▶ [Dataset extract]:
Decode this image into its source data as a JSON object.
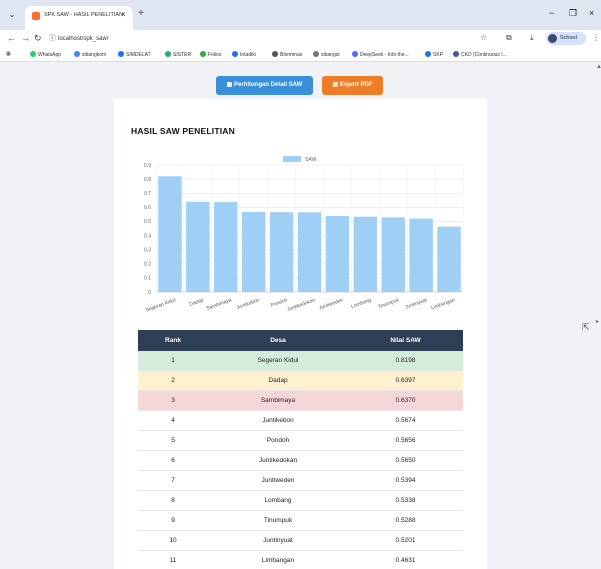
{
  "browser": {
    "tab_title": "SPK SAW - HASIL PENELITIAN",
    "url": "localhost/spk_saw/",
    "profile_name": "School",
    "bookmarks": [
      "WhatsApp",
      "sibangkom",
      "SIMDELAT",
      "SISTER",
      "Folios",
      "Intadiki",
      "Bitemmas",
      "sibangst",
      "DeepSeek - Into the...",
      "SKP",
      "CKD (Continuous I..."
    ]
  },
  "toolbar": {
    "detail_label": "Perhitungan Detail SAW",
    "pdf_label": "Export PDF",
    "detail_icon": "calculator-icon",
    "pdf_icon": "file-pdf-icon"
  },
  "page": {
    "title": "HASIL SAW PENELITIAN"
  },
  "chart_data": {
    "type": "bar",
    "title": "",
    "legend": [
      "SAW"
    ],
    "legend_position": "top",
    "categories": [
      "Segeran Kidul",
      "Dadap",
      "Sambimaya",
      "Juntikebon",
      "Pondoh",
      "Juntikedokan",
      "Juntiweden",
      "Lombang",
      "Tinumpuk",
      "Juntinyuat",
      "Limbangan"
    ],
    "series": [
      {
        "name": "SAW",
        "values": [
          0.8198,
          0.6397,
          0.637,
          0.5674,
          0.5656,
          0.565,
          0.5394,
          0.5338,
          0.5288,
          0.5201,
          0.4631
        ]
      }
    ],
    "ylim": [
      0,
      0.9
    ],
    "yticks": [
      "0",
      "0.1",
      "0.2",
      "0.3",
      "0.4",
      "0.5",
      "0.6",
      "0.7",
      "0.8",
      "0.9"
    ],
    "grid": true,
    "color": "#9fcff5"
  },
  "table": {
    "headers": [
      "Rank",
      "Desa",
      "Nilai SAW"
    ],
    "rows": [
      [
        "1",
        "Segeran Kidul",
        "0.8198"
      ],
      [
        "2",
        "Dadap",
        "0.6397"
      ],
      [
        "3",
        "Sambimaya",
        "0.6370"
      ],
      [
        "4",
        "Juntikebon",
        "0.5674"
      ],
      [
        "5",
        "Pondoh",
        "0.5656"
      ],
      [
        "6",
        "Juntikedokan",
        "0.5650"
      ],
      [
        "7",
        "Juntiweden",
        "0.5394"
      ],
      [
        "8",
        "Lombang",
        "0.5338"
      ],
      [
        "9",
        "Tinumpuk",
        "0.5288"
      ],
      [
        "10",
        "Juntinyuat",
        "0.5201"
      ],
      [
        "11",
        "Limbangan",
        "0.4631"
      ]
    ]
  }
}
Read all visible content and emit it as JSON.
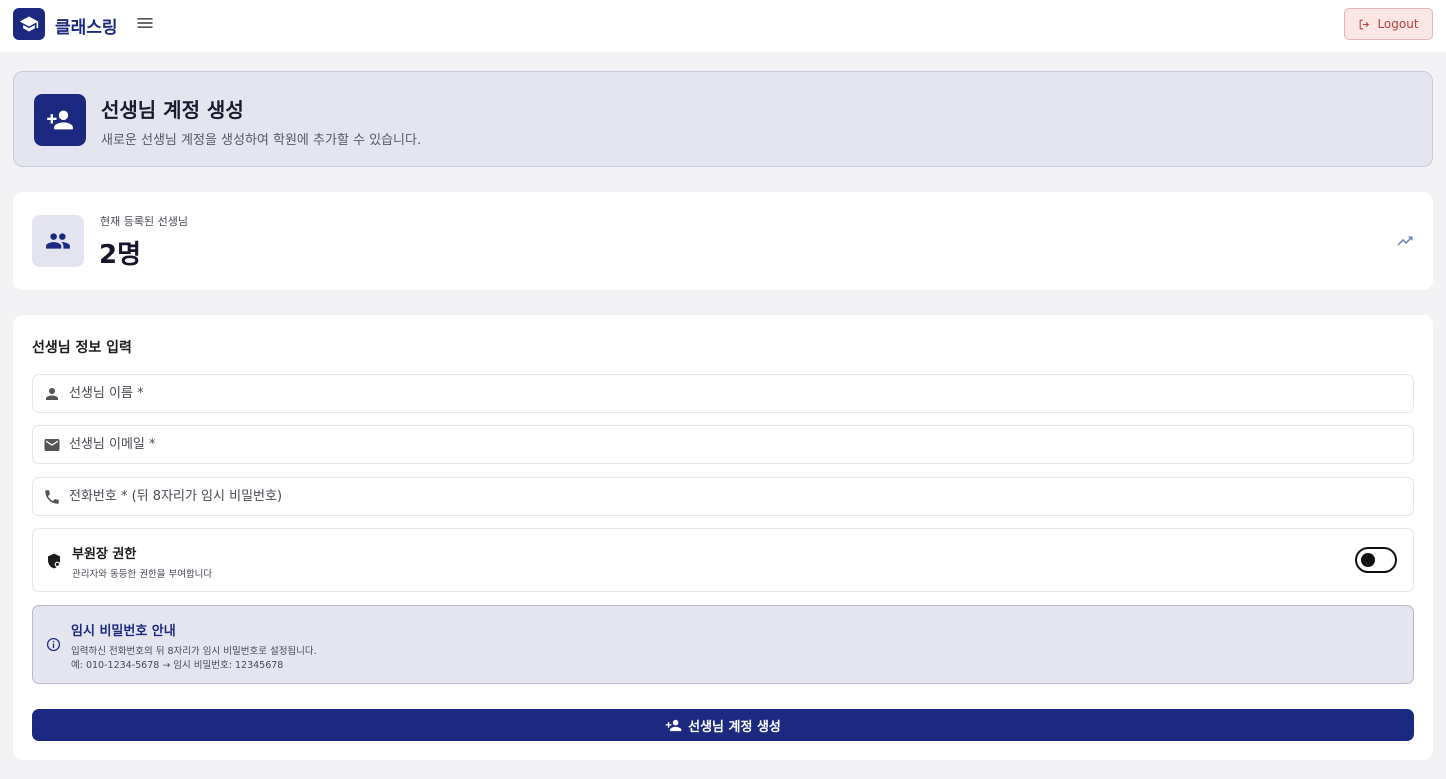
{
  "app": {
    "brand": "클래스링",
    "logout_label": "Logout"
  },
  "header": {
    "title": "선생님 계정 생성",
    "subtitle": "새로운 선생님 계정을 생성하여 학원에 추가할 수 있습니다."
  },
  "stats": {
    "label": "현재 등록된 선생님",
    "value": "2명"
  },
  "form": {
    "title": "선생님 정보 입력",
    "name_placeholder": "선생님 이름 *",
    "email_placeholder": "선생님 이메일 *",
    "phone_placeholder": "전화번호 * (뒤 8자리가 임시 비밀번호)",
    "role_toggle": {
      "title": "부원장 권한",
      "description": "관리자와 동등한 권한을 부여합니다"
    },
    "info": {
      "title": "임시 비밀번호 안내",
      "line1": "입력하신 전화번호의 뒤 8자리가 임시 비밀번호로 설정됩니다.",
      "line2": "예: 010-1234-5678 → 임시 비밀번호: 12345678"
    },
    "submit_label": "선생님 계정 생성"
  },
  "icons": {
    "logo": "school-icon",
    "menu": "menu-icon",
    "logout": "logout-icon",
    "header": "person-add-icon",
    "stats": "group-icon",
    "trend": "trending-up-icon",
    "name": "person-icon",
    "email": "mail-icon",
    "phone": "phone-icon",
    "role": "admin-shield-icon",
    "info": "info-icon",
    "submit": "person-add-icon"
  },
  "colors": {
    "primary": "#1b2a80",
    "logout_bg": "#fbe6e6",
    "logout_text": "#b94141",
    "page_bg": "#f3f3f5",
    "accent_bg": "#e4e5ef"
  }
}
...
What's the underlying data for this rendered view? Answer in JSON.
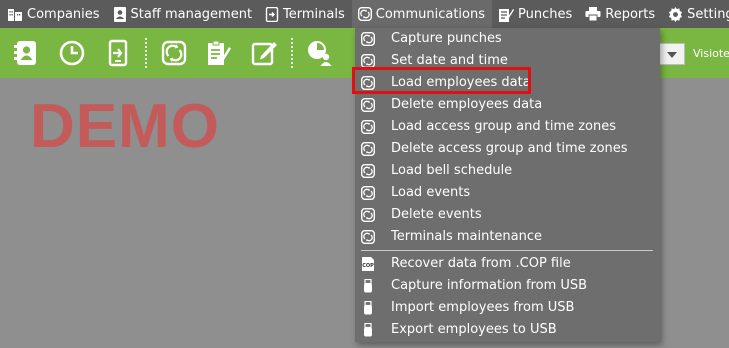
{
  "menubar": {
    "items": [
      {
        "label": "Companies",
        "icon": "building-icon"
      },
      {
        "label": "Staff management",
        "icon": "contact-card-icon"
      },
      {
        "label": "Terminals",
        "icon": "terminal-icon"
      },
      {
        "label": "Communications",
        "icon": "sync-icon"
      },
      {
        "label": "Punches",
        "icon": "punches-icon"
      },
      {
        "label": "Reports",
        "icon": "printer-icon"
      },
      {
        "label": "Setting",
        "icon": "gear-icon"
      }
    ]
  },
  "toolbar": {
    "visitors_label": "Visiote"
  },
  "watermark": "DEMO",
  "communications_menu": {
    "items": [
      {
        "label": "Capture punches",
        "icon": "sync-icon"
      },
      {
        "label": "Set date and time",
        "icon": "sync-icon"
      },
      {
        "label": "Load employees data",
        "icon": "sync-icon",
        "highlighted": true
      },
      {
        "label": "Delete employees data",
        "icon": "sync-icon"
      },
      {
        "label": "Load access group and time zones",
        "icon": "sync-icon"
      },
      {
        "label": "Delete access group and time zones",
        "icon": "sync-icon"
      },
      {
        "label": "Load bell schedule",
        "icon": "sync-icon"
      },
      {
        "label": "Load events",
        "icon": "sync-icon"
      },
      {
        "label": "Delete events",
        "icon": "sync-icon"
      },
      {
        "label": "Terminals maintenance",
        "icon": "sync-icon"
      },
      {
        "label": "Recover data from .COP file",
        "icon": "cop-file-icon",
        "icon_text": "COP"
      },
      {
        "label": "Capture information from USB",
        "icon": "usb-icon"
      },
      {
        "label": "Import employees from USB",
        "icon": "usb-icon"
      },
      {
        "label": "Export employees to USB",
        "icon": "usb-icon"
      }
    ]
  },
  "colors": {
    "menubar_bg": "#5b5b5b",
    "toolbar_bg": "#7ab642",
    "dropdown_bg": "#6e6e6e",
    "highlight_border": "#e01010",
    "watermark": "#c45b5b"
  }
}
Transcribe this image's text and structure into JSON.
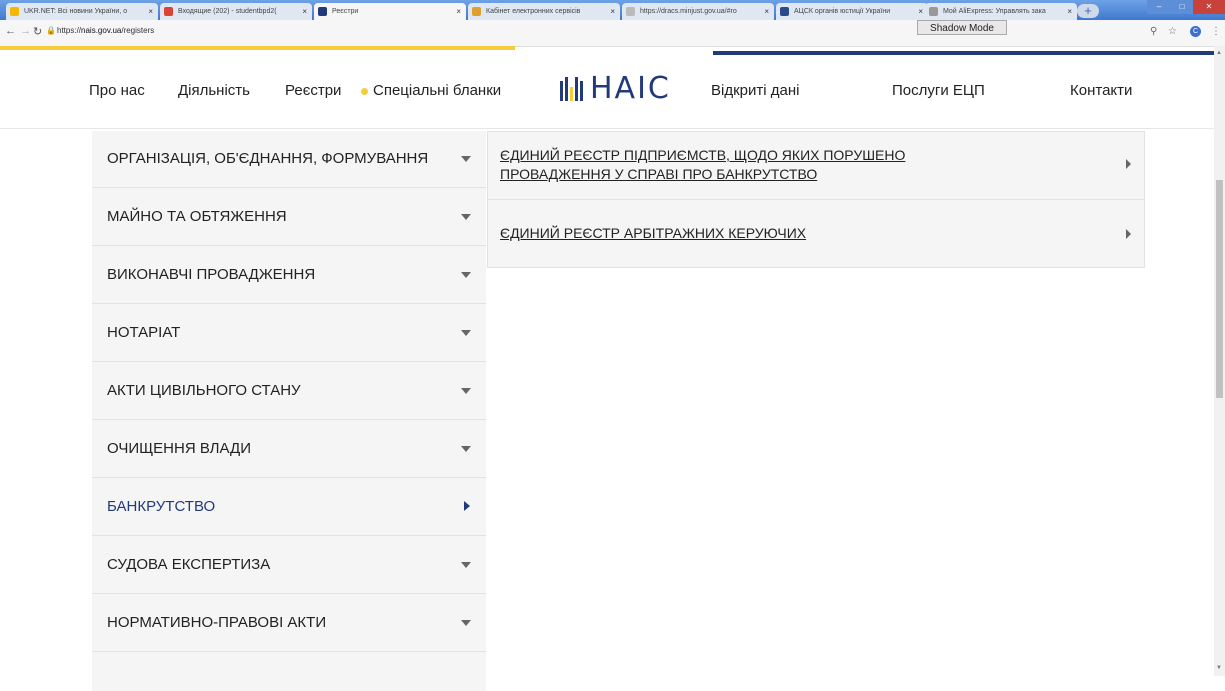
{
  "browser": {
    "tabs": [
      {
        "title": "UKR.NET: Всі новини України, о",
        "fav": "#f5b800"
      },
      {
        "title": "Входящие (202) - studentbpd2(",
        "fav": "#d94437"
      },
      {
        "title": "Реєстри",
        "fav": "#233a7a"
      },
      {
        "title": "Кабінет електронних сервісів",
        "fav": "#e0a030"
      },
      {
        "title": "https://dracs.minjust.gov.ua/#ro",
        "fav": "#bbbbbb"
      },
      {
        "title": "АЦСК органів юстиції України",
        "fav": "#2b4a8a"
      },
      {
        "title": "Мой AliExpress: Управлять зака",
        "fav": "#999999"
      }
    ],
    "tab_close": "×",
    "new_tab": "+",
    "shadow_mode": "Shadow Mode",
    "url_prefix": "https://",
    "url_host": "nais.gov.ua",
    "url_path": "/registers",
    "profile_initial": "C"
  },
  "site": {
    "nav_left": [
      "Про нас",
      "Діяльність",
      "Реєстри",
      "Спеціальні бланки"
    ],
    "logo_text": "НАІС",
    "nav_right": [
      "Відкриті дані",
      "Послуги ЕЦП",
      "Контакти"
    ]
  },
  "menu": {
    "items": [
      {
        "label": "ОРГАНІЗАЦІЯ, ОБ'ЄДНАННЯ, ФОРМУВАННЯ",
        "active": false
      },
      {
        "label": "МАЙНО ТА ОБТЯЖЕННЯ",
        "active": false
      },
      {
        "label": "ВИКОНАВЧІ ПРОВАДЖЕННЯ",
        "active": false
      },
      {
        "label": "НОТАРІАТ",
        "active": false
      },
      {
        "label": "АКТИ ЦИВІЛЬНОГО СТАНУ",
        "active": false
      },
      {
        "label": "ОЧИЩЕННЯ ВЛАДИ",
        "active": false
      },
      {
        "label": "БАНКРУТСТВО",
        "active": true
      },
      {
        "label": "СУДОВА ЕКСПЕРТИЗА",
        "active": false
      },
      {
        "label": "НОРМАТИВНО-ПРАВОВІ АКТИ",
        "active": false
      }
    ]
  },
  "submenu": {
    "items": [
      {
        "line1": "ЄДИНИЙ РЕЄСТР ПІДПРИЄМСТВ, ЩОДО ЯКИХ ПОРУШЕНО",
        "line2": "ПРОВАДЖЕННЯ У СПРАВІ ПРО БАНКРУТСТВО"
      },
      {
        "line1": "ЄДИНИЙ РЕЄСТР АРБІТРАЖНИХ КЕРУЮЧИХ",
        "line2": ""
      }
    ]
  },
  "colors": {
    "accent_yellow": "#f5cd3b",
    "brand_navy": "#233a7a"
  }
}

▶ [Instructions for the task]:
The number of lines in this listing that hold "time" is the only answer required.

▶ [Result for this task]:
3